> [Work instruction]: Copy every line of the data exactly, leaving nothing out.

> [Task data]:
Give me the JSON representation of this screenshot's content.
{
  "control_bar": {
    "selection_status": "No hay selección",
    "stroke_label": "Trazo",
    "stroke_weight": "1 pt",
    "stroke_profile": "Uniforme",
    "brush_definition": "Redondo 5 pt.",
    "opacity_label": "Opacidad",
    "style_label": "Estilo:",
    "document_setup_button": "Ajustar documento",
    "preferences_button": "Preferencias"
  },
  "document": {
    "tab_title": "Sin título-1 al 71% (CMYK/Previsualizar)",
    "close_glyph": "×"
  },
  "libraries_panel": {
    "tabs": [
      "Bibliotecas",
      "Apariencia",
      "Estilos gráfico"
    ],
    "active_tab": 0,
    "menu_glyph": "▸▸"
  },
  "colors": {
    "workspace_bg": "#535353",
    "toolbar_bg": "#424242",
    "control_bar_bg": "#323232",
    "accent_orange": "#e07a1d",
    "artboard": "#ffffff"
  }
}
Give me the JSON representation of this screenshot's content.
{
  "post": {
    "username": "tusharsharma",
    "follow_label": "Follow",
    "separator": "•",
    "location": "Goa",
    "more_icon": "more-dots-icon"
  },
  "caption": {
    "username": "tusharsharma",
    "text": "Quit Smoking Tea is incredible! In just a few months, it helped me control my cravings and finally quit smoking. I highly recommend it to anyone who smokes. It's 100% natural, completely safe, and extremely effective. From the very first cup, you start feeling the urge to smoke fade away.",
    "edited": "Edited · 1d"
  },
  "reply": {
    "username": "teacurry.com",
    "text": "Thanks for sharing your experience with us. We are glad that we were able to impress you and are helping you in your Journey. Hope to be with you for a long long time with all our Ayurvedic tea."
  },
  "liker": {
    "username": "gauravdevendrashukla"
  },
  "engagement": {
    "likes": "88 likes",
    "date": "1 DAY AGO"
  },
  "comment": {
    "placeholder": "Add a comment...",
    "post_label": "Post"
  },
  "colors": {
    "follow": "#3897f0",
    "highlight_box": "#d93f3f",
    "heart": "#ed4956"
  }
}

> [Answer]:
Give me the JSON representation of this screenshot's content.
{
  "control_bar": {
    "selection_status": "No hay selección",
    "stroke_label": "Trazo",
    "stroke_weight": "1 pt",
    "stroke_profile": "Uniforme",
    "brush_definition": "Redondo 5 pt.",
    "opacity_label": "Opacidad",
    "style_label": "Estilo:",
    "document_setup_button": "Ajustar documento",
    "preferences_button": "Preferencias"
  },
  "document": {
    "tab_title": "Sin título-1 al 71% (CMYK/Previsualizar)",
    "close_glyph": "×"
  },
  "libraries_panel": {
    "tabs": [
      "Bibliotecas",
      "Apariencia",
      "Estilos gráfico"
    ],
    "active_tab": 0,
    "menu_glyph": "▸▸"
  },
  "colors": {
    "workspace_bg": "#535353",
    "toolbar_bg": "#424242",
    "control_bar_bg": "#323232",
    "accent_orange": "#e07a1d",
    "artboard": "#ffffff"
  }
}
Give me the JSON representation of this screenshot's content.
{
  "post": {
    "username": "tusharsharma",
    "follow_label": "Follow",
    "separator": "•",
    "location": "Goa",
    "more_icon": "more-dots-icon"
  },
  "caption": {
    "username": "tusharsharma",
    "text": "Quit Smoking Tea is incredible! In just a few months, it helped me control my cravings and finally quit smoking. I highly recommend it to anyone who smokes. It's 100% natural, completely safe, and extremely effective. From the very first cup, you start feeling the urge to smoke fade away.",
    "edited": "Edited · 1d"
  },
  "reply": {
    "username": "teacurry.com",
    "text": "Thanks for sharing your experience with us. We are glad that we were able to impress you and are helping you in your Journey. Hope to be with you for a long long time with all our Ayurvedic tea."
  },
  "liker": {
    "username": "gauravdevendrashukla"
  },
  "engagement": {
    "likes": "88 likes",
    "date": "1 DAY AGO"
  },
  "comment": {
    "placeholder": "Add a comment...",
    "post_label": "Post"
  },
  "colors": {
    "follow": "#3897f0",
    "highlight_box": "#d93f3f",
    "heart": "#ed4956"
  }
}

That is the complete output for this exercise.